[Author Prev][Author Next][Thread Prev][Thread Next][Author Index][Thread Index]
Re: Hello directly from Jimbo at Wikipedia
On 9/28/05, Nick Mathewson <nickm@xxxxxxxxxxxxx> wrote:
> Hashcash is often considered, but commonly dismissed, because it
> limits identities based on the wrong resource: computers.
A similar scheme would be to make people perform many CAPTCHAs in
order to generate a login id. That way the resource is human time and
it's difficult to generate lots of them . Abuse from these accounts
results in the account being deleted, which makes it costly.
(More detail here: http://www.imperialviolet.org/page26.html#e509)
The design of the CAPTCHA is actually far more difficult than I
imagined because it turns out that the range of ability of people for
solving them is very large - but there are several widly used CAPTCHAs
which seems to be good for many of people. (Very unscientifically, it
seems that computer minded people can solve them but other's have
great problems. My mother can't even do the Google CAPTCHA).
Although this seems possible it's tough to believe that it's worth
doing for Wikipedia because I've already written a small (1500 line)
patch for MediaWiki; the design of which was okayed in general by one
of the developers. It was intended to make it easier to block and
unblock IP ranges (like all Tor nodes) . The patch certainly wasn't
perfect but, despite the efforts of several people, I never got any
responce from anyone in MediaWiki about it.
I don't mind - I've the attention span of a flea anyway. But it's not
good for people who might be willing to do this work.
 You could setup a sweatshop to do it, or you could distribute it
and make setup a porn website which requires you to solve them to gain
entry. Either way - it's quite a lot of effort.
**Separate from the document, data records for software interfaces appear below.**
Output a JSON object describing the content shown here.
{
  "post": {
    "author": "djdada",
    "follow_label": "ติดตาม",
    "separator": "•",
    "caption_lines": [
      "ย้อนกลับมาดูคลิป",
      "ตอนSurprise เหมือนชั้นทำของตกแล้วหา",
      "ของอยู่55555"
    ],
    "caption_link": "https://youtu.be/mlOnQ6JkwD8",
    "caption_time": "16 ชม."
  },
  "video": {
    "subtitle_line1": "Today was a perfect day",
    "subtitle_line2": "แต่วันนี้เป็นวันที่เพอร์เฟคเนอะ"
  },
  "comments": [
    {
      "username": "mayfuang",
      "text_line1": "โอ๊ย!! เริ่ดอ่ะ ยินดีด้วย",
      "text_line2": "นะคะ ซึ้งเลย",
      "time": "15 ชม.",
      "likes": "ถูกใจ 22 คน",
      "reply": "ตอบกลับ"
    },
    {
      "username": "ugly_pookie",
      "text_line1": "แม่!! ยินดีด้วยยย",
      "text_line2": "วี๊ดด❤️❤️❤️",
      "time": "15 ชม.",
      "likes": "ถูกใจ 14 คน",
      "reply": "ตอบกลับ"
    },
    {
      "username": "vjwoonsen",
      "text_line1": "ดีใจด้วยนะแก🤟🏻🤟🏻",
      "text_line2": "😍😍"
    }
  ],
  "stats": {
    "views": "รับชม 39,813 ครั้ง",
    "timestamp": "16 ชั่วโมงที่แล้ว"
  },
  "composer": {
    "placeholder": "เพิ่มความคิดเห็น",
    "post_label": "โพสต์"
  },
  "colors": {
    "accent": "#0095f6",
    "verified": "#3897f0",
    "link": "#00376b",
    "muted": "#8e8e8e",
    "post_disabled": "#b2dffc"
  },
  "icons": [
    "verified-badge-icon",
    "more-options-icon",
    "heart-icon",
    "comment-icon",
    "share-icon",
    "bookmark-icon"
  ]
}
See
Adam Langley agl@xxxxxxxxxxxxxxxxxx
http://www.imperialviolet.org (+44) (0)7906 332512
PGP: 9113 256A CC0F 71A6 4C84 5087 CDA5 52DF 2CB6 3D60